question involves the activity of a third party over whom neither the Borough nor the Unit has any control. Second, even assuming the Unit’s position is correct, the officers are not guaranteed a certain number of overtime hours for court. Furthermore, the Borough did not alter its scheduling practices. Overtime court appearances are strictly dependent on scheduling done by the district justice and officers continue to work their normal work schedules as established by the Borough. Similarly, the CBA provided for the payment of overtime wages in the event that overtime is made available to personnel. Thus, the Borough fulfilled its obligation to bargain. Finally, the Unit maintains that the Borough had a duty to bargain over the impact of its actions. Under Act 111, an employer has a duty to bargain over the effects of its decisions. See City of Philadelphia v. Pennsylvania Labor Relations Board, 588 A.2d 67 (Pa. Cmwlth.), petition for allowance of appeal denied, 528 Pa. 632, 598 A.2d 285 (1991). The resolution of this issue is likewise (continued…)

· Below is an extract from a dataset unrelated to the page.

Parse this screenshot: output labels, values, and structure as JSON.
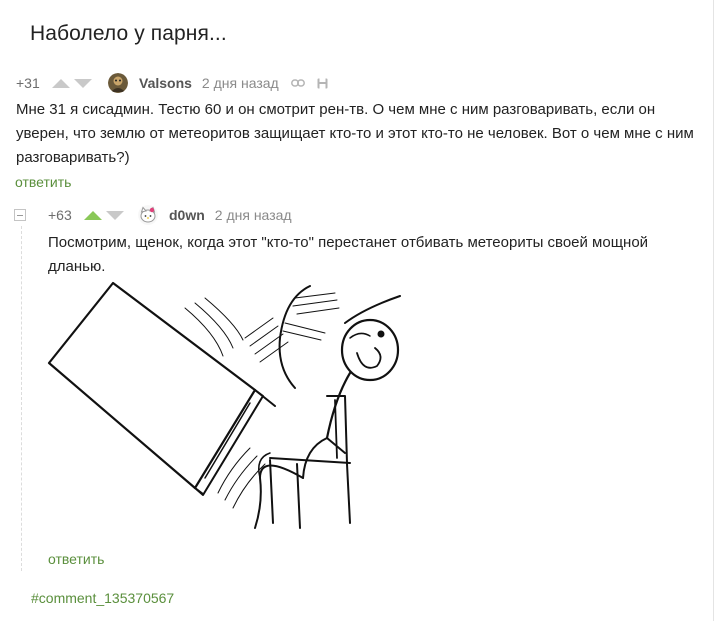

4" schedule, officers worked seven days of first shift, followed by two days off; seven days of second shift, followed by two days off; and six days of third shift, followed by four days off.
determined by the fact that the district justice, not the Borough, is ultimately responsible for the scheduling of court appearances. The district justice can choose to accommodate the Borough’s request or he can ignore it, without consequence from either decision. It is the district justice’s decision that impacts the
opportunity for overtime compensation. Accordingly, we agree with the Board’s conclusion that mandatory bargaining would be futile where such decisions are left to a third party not a party to the CBA. Based upon the foregoing, we affirm.
JESS S. JIULIANTE, Senior Judge
IN THE COMMONWEALTH COURT OF PENNSYLVANIA ELLWOOD CITY POLICE WAGE AND POLICY UNIT, Petitioner v. PENNSYLVANIA LABOR RELATIONS BOARD, Respondent : : : : : : : : :
NO. 2758 C.D. 1998
ORDER AND NOW, this 15th day of June, 1999, it is hereby ordered that the September 15, 1998 order of the Pennsylvania Labor Relations Board is affirmed.
JESS S. JIULIANTE, Senior Judge